Tara Kachroo

Tattoos can cause motor control issues

Tattoos can cause motor control issues

The origin of neck pain and headaches can be mysterious

A new client complained of feeling less stability and strength over the last year. His visits to physiotherapists for a variety of small complaints hadn’t yielded any results. He found me through the www.neurokinetictherapy.com directory. In his interview, he mentioned a lot of neck tension and frequent headaches. The back of his neck was toned up on the right side, but in standing his head position wasn’t significantly altered. However, when we tested his reflexive stability it was most notably lacking in his cervical spine and around his collarbone — the very place he had a very large dark tattoo that encircled the whole area.

Tattoos are Scars

It doesn’t happen very often, but tattoos can cause motor control dysfunctions. They are, in fact, scars – though generally ones that don’t go very deep.
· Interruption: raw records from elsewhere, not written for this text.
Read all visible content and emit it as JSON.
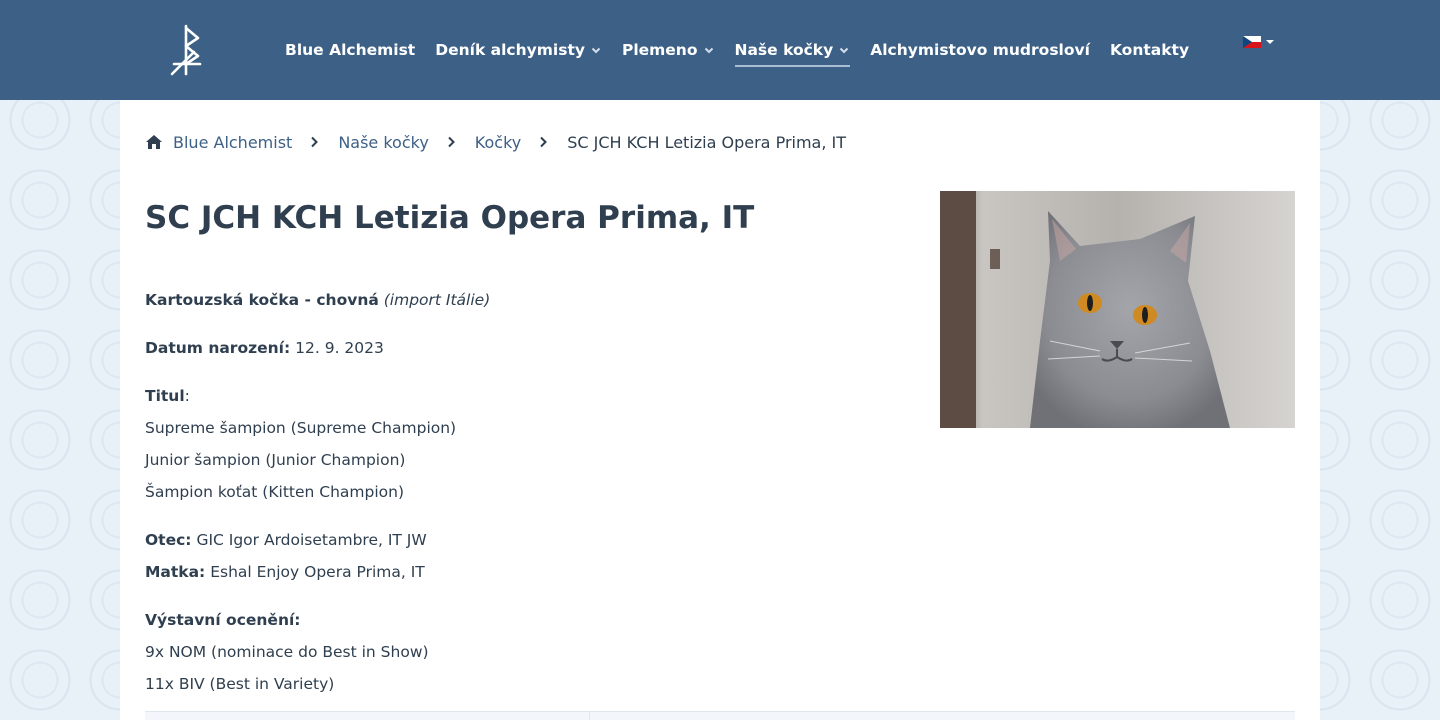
{
  "nav": {
    "items": [
      {
        "label": "Blue Alchemist"
      },
      {
        "label": "Deník alchymisty"
      },
      {
        "label": "Plemeno"
      },
      {
        "label": "Naše kočky"
      },
      {
        "label": "Alchymistovo mudrosloví"
      },
      {
        "label": "Kontakty"
      }
    ]
  },
  "breadcrumb": {
    "home": "Blue Alchemist",
    "level2": "Naše kočky",
    "level3": "Kočky",
    "current": "SC JCH KCH Letizia Opera Prima, IT"
  },
  "page": {
    "title": "SC JCH KCH Letizia Opera Prima, IT"
  },
  "cat": {
    "breed": "Kartouzská kočka - chovná",
    "origin": "(import Itálie)",
    "birth_label": "Datum narození:",
    "birth_value": "12. 9. 2023",
    "title_label": "Titul",
    "title_colon": ":",
    "titles": [
      "Supreme šampion (Supreme Champion)",
      "Junior šampion (Junior Champion)",
      "Šampion koťat (Kitten Champion)"
    ],
    "father_label": "Otec:",
    "father_value": "GIC Igor Ardoisetambre, IT JW",
    "mother_label": "Matka:",
    "mother_value": "Eshal Enjoy Opera Prima, IT",
    "awards_label": "Výstavní ocenění:",
    "awards": [
      "9x NOM (nominace do Best in Show)",
      "11x BIV (Best in Variety)"
    ]
  },
  "colors": {
    "header_bg": "#3d6186",
    "link": "#3d6186",
    "text": "#2f3f4f",
    "page_bg": "#e8f0f8"
  }
}
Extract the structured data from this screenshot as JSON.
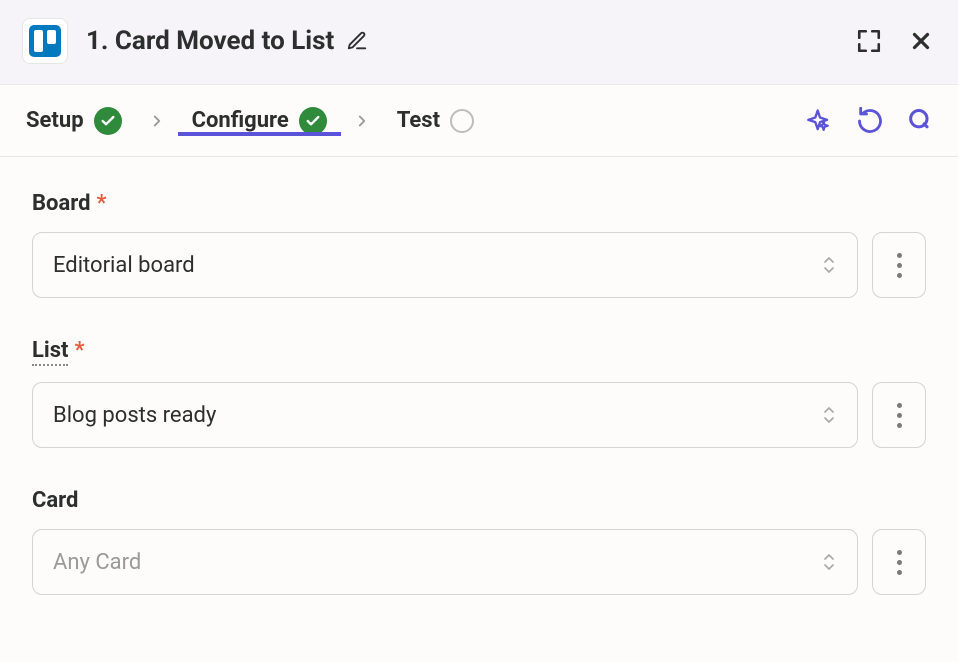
{
  "header": {
    "title": "1. Card Moved to List"
  },
  "steps": {
    "setup": {
      "label": "Setup",
      "status": "done"
    },
    "configure": {
      "label": "Configure",
      "status": "done"
    },
    "test": {
      "label": "Test",
      "status": "pending"
    }
  },
  "form": {
    "board": {
      "label": "Board",
      "required": true,
      "value": "Editorial board"
    },
    "list": {
      "label": "List",
      "required": true,
      "value": "Blog posts ready"
    },
    "card": {
      "label": "Card",
      "required": false,
      "placeholder": "Any Card"
    }
  }
}
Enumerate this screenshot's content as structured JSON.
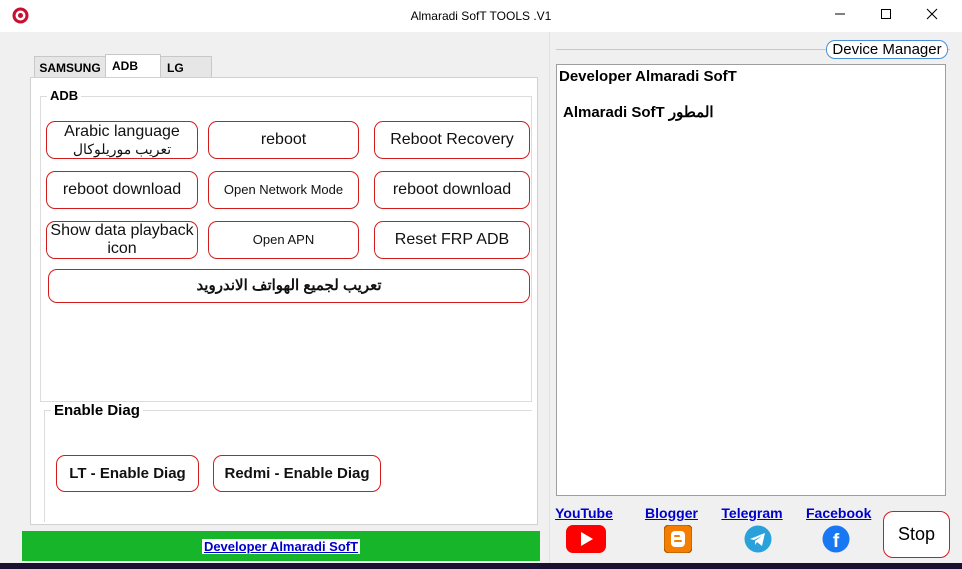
{
  "window": {
    "title": "Almaradi SofT TOOLS .V1"
  },
  "tabs": [
    {
      "label": "SAMSUNG"
    },
    {
      "label": "ADB"
    },
    {
      "label": "LG"
    }
  ],
  "adb_group": {
    "label": "ADB",
    "buttons": {
      "arabic_line1": "Arabic language",
      "arabic_line2": "تعريب موريلوكال",
      "reboot": "reboot",
      "reboot_recovery": "Reboot Recovery",
      "reboot_download_1": "reboot download",
      "open_network_mode": "Open Network Mode",
      "reboot_download_2": "reboot download",
      "show_playback_line1": "Show data playback",
      "show_playback_line2": "icon",
      "open_apn": "Open APN",
      "reset_frp": "Reset FRP  ADB",
      "arabize_all": "تعريب  لجميع الهواتف الاندرويد"
    }
  },
  "diag_group": {
    "label": "Enable Diag",
    "buttons": {
      "lt": "LT -  Enable Diag",
      "redmi": "Redmi -  Enable Diag"
    }
  },
  "device_manager": {
    "label": "Device Manager"
  },
  "log": {
    "line1": "Developer Almaradi SofT",
    "line2": "Almaradi SofT  المطور"
  },
  "links": {
    "youtube": "YouTube",
    "blogger": "Blogger",
    "telegram": "Telegram",
    "facebook": "Facebook"
  },
  "stop": {
    "label": "Stop"
  },
  "status": {
    "text": "Developer Almaradi SofT"
  },
  "colors": {
    "button_border": "#d21c1c",
    "status_bar": "#17b52a",
    "link": "#0000cc",
    "youtube": "#ff0000",
    "blogger": "#f57d00",
    "telegram": "#2aa1da",
    "facebook": "#1877f2"
  },
  "icons": {
    "app": "app-logo-icon",
    "minimize": "minimize-icon",
    "maximize": "maximize-icon",
    "close": "close-icon"
  }
}
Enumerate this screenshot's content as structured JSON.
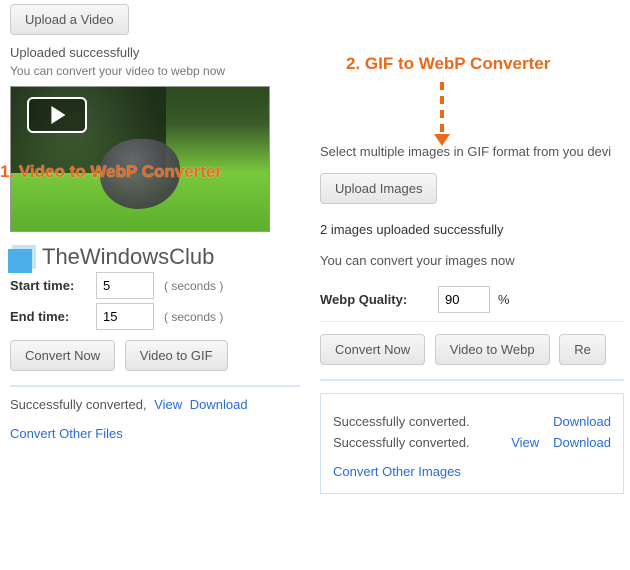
{
  "annotations": {
    "left_title": "1. Video to WebP Converter",
    "right_title": "2. GIF to WebP Converter"
  },
  "left": {
    "upload_button": "Upload a Video",
    "uploaded_status": "Uploaded successfully",
    "convert_hint": "You can convert your video to webp now",
    "start_label": "Start time:",
    "start_value": "5",
    "end_label": "End time:",
    "end_value": "15",
    "seconds_unit": "( seconds )",
    "convert_button": "Convert Now",
    "video_to_gif_button": "Video to GIF",
    "success_text": "Successfully converted,",
    "view_link": "View",
    "download_link": "Download",
    "other_files_link": "Convert Other Files"
  },
  "right": {
    "select_text": "Select multiple images in GIF format from you devi",
    "upload_button": "Upload Images",
    "uploaded_status": "2 images uploaded successfully",
    "convert_hint": "You can convert your images now",
    "quality_label": "Webp Quality:",
    "quality_value": "90",
    "percent": "%",
    "convert_button": "Convert Now",
    "video_to_webp_button": "Video to Webp",
    "reset_button": "Re",
    "rows": [
      {
        "status": "Successfully converted.",
        "view": "",
        "download": "Download"
      },
      {
        "status": "Successfully converted.",
        "view": "View",
        "download": "Download"
      }
    ],
    "other_images_link": "Convert Other Images"
  },
  "watermark": "TheWindowsClub"
}
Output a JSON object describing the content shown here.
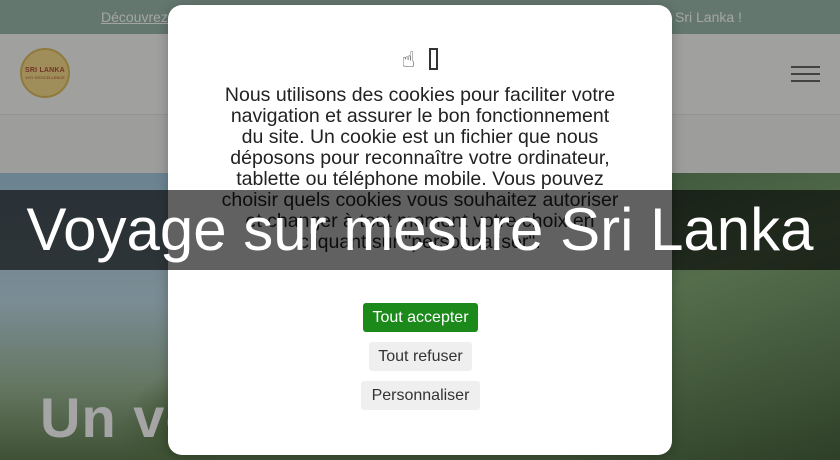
{
  "site": {
    "topbar_left": "Découvrez",
    "topbar_right": "Sri Lanka !",
    "logo": {
      "line1": "SRI LANKA",
      "line2": "VOY D'EXCELLENCE"
    },
    "hero_text": "Un vo"
  },
  "cookie_dialog": {
    "icons": [
      "hand-pointer-icon",
      "bracket-box-icon"
    ],
    "message": "Nous utilisons des cookies pour faciliter votre navigation et assurer le bon fonctionnement du site. Un cookie est un fichier que nous déposons pour reconnaître votre ordinateur, tablette ou téléphone mobile. Vous pouvez choisir quels cookies vous souhaitez autoriser et changer à tout moment votre choix en cliquant sur \"personnaliser\".",
    "accept_label": "Tout accepter",
    "refuse_label": "Tout refuser",
    "customize_label": "Personnaliser",
    "accept_color": "#1b8a1b"
  },
  "banner": {
    "title": "Voyage sur mesure Sri Lanka"
  }
}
I first gained an understanding of how tattoos can affect neuromotor function while studying Neurokinetic Therapy. The founder of NKT has posted about the effects of tattoos on social media several times. Practitioners in other disciplines also treat motor dysfunctions caused by tattoos. Read osteopath Daniel Baines’ account of the dysfunction caused by his tattoo here. Very dark tattoos like the one my client has affect motor control more often than lighter ones or ones that aren’t colored. This client had gotten these tattoos just previous to when he had started to notice the decrease in stability and strength. I did some testing to check the coordination of the cervical spine muscles and found it lacking. However, stimulation of the tattoos improved their function.

Underactive muscles will often get toned up, stiff and painful

These tattoos were downregulating his cervical extensors, especially the ones on the right. These muscles on the back of the neck are critical for holding the head up and for performing neck movements. Underactive muscles will often get toned up, stiff and painful. In fact, I have found that they are more often painful than overactive muscles. This client was compensating in various ways to make up for their inability to function properly. The toned-up muscles there were certainly contributing to his frequent headaches.

Motor control requires a variety of stimuli from the nervous system

Motor control is created through a feedback loop in which information is fed from the body to the cerebellum and back again. Sometimes the body needs less information from a certain part of the body to work correctly. For example, less tension in an area around a scar sends less information about tension to the cerebellum. You can read more about that in this blog entry about scars and motor control.

However, often the body needs more information, more stimulation, or just different information. For example, a muscle that isn’t contracting properly might need to activate to send more information, stimulating the mechanoreceptors for stretch. A joint that is improperly positioned might require deep pressure stimulation in a particular direction in surrounding tissues to function optimally. This might be achieved with a deep tissue massage.

There are a lot of different types of mechanoreceptors. Combinations of different stimuli types mean that there is a much larger variety of types of stimulation. For example, shallow vibration and deep vibration.

Mechanoreceptor stimulation

 

Mechanoreceptor stimulation must be paired with motor control retraining

This particular area wanted light touch stimulation -sensed by hair follicle receptors or Merkel’s disks. Once the area had been lightly stimulated for a minute or so his cervical extensors started responding in a coordinated way again. The lack of these stimuli was downregulating the cervical extensor muscles. In order to retrain the neck to work properly, those muscles have to be consciously activated soon after the stimuli are fed into the system. Basically, this reminds the motor control center of what this information should be used for.

Homework is often a key part of changing stability issues

Sadly the effect didn’t last very long. This doesn’t mean that the retraining will be ineffective, it just means that it will take more work to make it effective. In order to retrain this area, he will have to stimulate the area, again and again, several times a day for probably a few weeks, maybe longer. He will also have to pair the stimulation with the retraining of his cervical extensors. The homework was simple but critical. To retain positive effects on his reflexive stability and increase motor control he will have to stick with it.

If you are having trouble tracking down the origins of your issues, think about booking an Initial Assessment with me to do some in-depth analysis and get a fresh perspective.